While in Australia, I decided on a whim to go to Bali, Indonesia. Again, I was doing this alone and it was my first time in Asia. I didn’t plan anything. I didn’t even know about visas. I was just full of adventure and ready to jump into anything. This was also a life-changing experience and I might not have done it if not for the initial leap to go to Australia as well as all the adventures I jumped into.
If there is something you dream to do, you must do it. You must not put it off any longer. Yesterday is gone, today is a gift and tomorrow is uncertain. It doesn’t matter whether it’s big or small. If you’ve always thought that being a dancer would be cool, join a salsa class. If you think it would be amazing to speak in public, join toastmasters. If you dream of traveling somewhere, go. Start planning now and leave within the year.

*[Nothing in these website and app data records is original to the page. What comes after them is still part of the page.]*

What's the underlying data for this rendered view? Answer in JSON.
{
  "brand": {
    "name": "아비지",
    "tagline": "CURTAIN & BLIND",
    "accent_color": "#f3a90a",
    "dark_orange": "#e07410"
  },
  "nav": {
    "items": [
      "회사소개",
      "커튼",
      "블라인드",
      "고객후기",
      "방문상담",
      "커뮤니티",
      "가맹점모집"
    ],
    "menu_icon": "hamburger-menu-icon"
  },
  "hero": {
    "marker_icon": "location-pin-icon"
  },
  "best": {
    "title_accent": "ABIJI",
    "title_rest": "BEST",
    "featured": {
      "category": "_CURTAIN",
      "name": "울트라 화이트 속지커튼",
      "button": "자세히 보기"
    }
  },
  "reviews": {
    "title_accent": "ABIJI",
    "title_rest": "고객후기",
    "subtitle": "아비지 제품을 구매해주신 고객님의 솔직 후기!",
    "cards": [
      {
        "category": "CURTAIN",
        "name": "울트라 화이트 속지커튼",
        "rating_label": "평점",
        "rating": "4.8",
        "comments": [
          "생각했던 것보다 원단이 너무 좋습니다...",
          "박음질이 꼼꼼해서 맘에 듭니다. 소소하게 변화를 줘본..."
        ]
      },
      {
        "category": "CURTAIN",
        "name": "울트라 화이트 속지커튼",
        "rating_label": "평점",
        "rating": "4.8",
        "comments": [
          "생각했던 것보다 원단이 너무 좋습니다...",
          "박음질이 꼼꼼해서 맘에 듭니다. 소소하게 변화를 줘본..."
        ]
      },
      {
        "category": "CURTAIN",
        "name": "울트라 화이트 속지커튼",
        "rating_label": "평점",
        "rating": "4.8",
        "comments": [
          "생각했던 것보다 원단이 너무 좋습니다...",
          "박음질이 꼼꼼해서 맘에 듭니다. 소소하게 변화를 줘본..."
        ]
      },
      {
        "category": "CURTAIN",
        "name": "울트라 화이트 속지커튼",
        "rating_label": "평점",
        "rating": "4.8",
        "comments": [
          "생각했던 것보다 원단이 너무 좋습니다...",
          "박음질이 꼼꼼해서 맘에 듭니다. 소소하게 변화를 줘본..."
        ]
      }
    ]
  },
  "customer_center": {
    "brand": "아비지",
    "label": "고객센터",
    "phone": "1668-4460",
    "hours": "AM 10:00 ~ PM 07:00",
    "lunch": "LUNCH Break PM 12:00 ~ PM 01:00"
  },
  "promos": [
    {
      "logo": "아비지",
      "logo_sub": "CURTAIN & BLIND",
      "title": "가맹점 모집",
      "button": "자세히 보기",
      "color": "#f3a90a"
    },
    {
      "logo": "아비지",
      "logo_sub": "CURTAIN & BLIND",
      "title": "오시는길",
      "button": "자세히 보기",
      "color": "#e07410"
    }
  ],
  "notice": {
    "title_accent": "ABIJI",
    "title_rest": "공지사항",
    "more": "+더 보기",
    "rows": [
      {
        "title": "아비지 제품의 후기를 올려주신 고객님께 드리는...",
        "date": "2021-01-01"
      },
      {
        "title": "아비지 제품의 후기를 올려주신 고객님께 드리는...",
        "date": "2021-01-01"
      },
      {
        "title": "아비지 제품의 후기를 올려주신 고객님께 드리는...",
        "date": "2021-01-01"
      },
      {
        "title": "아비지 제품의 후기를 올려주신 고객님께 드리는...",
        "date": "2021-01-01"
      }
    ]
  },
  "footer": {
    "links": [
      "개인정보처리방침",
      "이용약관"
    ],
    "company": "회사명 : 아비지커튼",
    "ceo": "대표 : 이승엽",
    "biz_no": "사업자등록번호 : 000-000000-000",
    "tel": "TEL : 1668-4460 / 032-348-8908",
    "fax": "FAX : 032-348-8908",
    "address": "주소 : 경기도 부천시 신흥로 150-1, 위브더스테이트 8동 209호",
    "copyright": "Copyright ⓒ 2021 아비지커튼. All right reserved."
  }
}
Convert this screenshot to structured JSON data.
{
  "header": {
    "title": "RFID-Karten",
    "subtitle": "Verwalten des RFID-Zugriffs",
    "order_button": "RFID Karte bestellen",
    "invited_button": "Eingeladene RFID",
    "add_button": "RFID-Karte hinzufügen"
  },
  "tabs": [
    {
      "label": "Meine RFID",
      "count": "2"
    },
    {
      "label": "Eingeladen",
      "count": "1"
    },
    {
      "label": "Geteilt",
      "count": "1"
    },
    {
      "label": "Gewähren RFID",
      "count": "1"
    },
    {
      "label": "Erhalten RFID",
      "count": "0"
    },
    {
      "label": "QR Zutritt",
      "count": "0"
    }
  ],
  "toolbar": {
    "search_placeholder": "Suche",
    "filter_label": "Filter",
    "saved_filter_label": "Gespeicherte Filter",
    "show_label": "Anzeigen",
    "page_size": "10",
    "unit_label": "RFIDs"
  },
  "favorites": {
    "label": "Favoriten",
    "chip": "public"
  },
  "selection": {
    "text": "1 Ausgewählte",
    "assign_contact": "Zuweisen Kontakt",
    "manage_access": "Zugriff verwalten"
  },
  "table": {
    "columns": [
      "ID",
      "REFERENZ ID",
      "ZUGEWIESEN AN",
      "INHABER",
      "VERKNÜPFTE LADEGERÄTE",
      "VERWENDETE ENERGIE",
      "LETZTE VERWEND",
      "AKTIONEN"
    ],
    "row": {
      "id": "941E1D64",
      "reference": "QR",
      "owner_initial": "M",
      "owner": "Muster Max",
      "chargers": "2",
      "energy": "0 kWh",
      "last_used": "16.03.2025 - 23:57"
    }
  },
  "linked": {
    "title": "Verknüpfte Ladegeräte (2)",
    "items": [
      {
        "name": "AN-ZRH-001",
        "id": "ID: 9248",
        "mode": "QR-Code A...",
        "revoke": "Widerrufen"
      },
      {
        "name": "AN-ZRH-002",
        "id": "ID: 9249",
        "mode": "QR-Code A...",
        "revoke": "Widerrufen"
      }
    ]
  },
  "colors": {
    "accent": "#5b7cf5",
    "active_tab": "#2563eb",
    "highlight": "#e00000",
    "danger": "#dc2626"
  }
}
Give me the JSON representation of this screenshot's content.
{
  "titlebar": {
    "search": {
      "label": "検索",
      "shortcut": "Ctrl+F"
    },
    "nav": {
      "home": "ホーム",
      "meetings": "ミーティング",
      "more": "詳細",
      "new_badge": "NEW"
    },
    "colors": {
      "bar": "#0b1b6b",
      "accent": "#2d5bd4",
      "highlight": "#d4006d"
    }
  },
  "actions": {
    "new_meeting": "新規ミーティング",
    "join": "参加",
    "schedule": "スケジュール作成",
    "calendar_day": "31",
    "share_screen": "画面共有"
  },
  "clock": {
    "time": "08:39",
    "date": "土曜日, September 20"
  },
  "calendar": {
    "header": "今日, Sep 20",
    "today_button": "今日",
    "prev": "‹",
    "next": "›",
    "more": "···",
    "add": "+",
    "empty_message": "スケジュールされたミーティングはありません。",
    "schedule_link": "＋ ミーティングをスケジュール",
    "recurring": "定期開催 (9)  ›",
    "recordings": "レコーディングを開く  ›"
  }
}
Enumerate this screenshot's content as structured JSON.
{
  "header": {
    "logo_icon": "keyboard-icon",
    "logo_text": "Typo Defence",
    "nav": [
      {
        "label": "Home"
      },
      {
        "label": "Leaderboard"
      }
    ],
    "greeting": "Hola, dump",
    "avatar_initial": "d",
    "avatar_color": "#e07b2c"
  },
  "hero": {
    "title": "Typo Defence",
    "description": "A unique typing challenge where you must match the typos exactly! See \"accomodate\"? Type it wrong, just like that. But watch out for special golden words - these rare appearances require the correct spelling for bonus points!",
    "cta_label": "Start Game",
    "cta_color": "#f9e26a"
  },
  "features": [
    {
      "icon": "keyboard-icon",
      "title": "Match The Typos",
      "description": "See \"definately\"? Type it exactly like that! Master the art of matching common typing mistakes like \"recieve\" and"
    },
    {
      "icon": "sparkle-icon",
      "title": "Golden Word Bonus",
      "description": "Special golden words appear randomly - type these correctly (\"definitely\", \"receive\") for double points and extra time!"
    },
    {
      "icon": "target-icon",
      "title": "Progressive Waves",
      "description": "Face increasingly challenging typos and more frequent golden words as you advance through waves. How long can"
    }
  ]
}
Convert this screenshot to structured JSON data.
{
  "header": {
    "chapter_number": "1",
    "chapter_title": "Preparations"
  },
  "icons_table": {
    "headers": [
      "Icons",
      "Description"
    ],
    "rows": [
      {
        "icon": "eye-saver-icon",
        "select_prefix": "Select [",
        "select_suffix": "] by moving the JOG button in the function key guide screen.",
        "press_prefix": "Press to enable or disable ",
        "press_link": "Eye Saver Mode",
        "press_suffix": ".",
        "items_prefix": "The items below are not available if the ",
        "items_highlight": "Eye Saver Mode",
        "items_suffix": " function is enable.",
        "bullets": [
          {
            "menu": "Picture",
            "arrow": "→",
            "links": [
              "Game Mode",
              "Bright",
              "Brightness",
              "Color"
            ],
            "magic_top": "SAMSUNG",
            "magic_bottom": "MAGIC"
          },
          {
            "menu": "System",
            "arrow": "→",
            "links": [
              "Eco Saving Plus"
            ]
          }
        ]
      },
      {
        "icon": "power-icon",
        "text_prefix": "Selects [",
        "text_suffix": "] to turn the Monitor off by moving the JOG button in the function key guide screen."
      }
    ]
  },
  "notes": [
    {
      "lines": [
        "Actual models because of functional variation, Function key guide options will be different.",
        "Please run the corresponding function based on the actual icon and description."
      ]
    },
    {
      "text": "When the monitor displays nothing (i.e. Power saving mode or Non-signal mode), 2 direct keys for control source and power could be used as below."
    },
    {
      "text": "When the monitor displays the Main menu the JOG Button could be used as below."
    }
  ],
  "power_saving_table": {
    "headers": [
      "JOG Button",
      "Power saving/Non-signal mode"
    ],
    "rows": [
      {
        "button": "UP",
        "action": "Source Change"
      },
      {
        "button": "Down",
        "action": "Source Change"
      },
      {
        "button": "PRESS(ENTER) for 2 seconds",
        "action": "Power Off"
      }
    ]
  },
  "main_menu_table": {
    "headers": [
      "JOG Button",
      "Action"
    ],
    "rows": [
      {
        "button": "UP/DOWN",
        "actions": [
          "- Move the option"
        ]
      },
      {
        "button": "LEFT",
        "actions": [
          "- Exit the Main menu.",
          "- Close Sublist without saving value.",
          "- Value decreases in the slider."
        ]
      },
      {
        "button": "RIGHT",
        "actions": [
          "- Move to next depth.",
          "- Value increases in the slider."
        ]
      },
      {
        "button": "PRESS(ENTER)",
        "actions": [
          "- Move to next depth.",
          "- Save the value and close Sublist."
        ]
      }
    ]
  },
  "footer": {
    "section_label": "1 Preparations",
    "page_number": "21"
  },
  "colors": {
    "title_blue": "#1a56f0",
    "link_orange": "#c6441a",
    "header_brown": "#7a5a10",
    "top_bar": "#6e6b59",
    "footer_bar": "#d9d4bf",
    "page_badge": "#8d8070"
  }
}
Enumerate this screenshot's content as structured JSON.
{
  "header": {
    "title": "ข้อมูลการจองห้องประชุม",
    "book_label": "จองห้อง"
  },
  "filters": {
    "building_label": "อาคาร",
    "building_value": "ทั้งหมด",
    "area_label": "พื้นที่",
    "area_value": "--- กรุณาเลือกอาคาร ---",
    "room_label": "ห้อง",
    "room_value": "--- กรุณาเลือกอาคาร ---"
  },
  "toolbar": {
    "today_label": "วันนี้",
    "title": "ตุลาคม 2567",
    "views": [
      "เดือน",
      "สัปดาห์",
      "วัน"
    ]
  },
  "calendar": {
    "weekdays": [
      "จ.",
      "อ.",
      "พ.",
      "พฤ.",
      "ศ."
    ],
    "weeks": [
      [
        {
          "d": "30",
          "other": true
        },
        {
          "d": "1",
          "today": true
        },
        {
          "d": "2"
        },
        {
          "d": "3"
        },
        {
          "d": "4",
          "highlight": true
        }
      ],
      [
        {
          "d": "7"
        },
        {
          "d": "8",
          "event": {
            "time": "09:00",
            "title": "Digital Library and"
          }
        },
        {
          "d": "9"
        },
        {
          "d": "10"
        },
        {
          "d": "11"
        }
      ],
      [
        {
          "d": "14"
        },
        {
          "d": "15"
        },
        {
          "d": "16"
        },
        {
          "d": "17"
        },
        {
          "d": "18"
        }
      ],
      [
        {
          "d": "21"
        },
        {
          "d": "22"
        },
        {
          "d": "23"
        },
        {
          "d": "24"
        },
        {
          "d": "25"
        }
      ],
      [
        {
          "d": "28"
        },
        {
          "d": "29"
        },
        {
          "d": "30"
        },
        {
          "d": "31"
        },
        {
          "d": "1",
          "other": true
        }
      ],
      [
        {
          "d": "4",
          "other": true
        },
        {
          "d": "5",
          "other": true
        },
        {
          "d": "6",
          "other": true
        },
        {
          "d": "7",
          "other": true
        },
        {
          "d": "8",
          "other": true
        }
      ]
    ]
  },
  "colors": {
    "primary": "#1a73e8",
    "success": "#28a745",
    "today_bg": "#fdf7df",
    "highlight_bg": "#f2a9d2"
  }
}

If it’s something big like travel and that is super scary, start by doing small things to break your comfort zone. As I mentioned take a dance class. Join a travellers group and meet people who have done what you want to do. Join toastmasters and speak in front of people. Take a short 3-7 day solo trip somewhere. Make new friends at a random event. Go whitewater rafting.
Do something uncomfortable. Build your confidence up.
But whatever you do, don’t put off your dreams for the perfect time. There is no perfect time. All time is perfect because “this time” is the only time that is guaranteed.
Matthew Bailey is a world-traveling entrepreneur, writer, travel hacker and nature lover. You can find him at LiveLimitless.net, where he writes about personal development, travel and entrepreneurship. He also teaches Canadians how to travel around the world for – almost – free at CanadianFreeFlyers.com. He has been featured in the Toronto Star as well as the Vancouver Observer. His bio can be found at MatthewGBailey.com.
Matthew G. Bailey
Adventure traveler, Explorer, Writer, Entrepreneur & Maximalist
Push Your Limits with Live Limitless
Learn how to fly for free at Canadian Free Flyers
Tweet me: @MatthewGBailey
Learn more: www.MatthewGBailey.com